Among the records below, find the lines containing "data" and state only how many there are.
########################################
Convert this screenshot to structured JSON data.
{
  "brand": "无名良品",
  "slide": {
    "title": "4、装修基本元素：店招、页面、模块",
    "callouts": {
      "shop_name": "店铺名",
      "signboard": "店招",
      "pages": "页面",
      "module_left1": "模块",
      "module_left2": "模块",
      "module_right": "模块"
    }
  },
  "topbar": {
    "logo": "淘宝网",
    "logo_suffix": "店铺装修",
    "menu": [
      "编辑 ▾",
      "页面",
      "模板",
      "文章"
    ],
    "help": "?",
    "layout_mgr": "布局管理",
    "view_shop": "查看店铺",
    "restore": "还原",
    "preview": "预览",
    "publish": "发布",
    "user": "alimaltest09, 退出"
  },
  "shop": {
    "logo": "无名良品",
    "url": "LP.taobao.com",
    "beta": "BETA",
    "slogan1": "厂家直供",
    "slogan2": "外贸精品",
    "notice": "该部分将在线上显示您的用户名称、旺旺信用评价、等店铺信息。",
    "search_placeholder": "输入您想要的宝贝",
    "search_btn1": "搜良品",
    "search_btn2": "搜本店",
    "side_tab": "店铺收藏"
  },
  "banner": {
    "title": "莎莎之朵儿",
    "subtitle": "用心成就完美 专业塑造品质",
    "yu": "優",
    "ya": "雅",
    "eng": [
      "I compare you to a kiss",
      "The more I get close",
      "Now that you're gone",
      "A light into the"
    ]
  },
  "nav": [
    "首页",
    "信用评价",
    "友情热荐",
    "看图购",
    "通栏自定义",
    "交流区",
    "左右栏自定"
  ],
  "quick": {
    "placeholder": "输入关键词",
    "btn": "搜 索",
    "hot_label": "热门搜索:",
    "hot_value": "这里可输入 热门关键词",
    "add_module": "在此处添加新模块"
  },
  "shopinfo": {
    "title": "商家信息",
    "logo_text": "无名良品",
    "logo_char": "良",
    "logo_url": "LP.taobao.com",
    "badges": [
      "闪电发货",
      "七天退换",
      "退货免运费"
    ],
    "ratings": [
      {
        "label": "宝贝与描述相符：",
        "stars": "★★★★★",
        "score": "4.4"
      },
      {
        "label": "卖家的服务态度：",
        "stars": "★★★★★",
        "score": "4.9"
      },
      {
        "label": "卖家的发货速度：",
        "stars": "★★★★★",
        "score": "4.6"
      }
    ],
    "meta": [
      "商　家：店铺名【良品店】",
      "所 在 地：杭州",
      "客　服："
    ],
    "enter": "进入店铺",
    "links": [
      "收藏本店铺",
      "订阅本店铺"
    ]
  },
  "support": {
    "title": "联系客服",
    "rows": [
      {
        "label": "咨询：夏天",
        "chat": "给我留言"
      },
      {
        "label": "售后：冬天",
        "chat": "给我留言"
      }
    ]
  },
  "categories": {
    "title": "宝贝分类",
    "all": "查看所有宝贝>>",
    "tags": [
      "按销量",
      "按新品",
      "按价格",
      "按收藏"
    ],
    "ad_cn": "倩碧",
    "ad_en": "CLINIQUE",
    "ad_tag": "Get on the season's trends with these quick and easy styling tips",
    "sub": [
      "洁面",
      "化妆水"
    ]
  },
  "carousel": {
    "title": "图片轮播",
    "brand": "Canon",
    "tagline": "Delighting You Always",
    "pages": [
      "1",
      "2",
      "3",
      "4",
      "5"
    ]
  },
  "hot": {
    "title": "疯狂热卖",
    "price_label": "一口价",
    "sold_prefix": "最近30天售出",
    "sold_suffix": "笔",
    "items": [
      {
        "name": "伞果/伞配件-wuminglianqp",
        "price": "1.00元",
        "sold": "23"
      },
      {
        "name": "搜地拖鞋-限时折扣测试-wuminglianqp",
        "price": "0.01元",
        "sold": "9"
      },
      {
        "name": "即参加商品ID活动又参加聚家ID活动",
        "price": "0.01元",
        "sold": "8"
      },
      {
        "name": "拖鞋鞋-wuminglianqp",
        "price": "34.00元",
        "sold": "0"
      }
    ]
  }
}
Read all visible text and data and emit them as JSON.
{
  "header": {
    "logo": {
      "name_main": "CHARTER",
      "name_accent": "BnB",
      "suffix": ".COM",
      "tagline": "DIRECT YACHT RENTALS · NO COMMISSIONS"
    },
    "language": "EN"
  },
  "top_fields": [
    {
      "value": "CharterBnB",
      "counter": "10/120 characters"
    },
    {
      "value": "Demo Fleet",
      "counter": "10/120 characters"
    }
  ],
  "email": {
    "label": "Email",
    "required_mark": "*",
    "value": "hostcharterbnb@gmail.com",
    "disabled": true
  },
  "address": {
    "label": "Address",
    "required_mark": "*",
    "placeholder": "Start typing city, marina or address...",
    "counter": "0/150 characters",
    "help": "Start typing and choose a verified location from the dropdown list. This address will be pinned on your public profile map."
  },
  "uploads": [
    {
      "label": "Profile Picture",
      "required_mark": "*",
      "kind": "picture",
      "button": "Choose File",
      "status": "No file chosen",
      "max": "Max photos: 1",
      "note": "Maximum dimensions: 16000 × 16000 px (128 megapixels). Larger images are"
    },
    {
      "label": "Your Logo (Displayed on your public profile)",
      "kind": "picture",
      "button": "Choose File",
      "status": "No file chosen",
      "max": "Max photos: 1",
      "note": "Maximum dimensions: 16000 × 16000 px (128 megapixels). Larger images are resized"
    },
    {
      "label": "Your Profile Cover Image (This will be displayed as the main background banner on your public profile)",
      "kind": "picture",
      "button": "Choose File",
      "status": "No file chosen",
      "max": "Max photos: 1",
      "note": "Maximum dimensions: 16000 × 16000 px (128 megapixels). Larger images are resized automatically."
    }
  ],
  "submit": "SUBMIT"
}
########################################
_EXPECTED ANSWER_: 2